The significance level for Drezner’s .192 correlation would be .056 (meaning a 5.6% chance that the relation observed in the sample does not reflect a real one in the population). But it is irresponsible to utterly dismiss a finding that comes that close. There is no magical difference between a .05 probability and a .056 probability! Would you disregard a result with a p-value of .051, but take your .049 to the bank?
Policy analysts should be especially wary of falling prey to .05 demagoguery. Our samples are often small, and smaller samples have higher p-values. It is our job to make accurate assessments and projections, and significance testing is useful in giving us a sense of the confidence we can have in our results, but it should not necessarily lead us to reject useful information based on inflexible adherence to an arbitrary standard. On the other side of the spectrum, many samples are so large that even trivial effects are “statistically significant,” but they may not be meaningful. Rigid use of the p<.05 criterion to determine if something is worth reporting can prove misleading under these conditions as well.
The eminent psychologist and statistician, Jacob Cohen, in fact, published a forceful essay challenging the orthodoxy of the .05 criterion. He titled the paper, with tongue firmly planted in cheek, “The Earth is Round (p<.05).” As a result of efforts by Cohen and other respected statisticians, social scientists are moving away from an over-reliance on p-values, focusing increasingly on the actual size of the effects in question, whether or not they replicate, and other approaches.

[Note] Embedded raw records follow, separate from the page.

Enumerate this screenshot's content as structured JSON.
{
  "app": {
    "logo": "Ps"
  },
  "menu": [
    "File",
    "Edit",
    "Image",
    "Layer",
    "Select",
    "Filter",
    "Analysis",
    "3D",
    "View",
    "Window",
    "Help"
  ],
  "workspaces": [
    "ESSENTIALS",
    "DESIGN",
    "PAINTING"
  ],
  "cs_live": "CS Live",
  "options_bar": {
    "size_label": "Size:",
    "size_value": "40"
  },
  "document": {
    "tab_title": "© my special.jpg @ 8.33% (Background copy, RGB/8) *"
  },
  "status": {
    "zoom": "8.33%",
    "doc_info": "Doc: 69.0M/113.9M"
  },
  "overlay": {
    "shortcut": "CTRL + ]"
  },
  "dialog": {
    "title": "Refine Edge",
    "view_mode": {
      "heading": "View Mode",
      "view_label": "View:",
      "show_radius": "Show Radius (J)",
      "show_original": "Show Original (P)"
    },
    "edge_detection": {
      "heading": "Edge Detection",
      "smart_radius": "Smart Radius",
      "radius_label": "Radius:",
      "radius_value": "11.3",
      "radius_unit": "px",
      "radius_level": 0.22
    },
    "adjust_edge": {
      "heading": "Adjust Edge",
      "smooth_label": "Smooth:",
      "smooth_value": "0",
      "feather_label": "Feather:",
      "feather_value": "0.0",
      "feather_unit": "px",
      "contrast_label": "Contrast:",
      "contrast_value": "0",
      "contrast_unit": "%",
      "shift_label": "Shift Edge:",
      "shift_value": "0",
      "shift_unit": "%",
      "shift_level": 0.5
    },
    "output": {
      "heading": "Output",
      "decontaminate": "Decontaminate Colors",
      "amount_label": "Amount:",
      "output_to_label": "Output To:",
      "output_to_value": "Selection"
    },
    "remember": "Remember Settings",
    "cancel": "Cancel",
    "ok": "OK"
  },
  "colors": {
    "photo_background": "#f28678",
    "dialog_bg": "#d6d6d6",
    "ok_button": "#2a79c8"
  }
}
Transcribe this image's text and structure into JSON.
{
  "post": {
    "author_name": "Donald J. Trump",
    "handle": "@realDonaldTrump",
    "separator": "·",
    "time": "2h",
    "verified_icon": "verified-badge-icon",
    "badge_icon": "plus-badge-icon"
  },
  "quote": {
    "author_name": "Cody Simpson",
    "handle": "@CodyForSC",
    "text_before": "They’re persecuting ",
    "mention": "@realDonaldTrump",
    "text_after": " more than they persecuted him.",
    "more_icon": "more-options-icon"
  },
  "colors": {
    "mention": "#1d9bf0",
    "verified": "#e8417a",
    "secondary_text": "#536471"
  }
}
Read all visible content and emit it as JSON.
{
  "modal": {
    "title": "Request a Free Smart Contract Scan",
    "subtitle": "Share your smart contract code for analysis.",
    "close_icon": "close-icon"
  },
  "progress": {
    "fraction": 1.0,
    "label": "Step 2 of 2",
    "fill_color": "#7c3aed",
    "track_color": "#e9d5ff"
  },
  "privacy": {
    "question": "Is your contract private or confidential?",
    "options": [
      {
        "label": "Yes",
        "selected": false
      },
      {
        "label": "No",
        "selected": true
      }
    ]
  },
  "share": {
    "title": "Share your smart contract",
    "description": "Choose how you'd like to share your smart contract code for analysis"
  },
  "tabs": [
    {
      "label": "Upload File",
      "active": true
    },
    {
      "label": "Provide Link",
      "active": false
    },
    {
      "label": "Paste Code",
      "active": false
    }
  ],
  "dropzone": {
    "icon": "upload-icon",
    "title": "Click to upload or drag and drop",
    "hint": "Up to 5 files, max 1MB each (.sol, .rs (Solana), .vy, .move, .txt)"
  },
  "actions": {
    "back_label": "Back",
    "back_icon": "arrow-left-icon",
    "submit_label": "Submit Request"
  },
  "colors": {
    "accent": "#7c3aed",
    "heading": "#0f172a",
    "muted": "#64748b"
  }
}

Brooks’s second-hand report skipped over the correlation coefficient, so those who don’t read Slate didn’t even have a chance, unless they went snooping, to judge the effect size for themselves or see just how not statistically significant it was. This further illustrates the pitfalls of judging results by the dichotomous standard of whether the p-value is greater than or less than .05. Once an effect gets tagged “not significant” it loses all nuance.
Having said all that, the point is somewhat moot. Huh? Why? Because in Drezner's analysis he was not really working with a "sample" but rather with the data from essentially the whole "population" (or very close to it) of contractors working in Iraq. Remember, the point of significance testing – of calculating that p-value – is to generate an estimate of how likely it is that the result observed in the sample is representative of the population. So with population data it is meaningless to engage in this kind of significance testing. The correlation is what it is. The one in question, .192, is not huge (indeed there must be many other factors, such as appropriateness of capabilities and negotiating skills, that predict contract size) but it's clearly greater than zero.
People who question that there is
a quid pro quo in
There must be many factors that contribute to whether or not a company is awarded a contract and the size of the contract. Careful consideration of such factors might indeed explain away any observed correlation between campaign contribution and contract size. But until then the most reasonable interpretation of Drezner’s result as reported in Slate (and misused in The New York Times and elsewhere) is simply that there is a relation between campaign contributions and contract size, and it should not be so readily dismissed by statistical sleight (or Slate?) of hand.
 This is a “one-tailed” p-value, which is appropriate because there is a clear, a priori directional claim (that the correlation is greater than zero) that is being tested.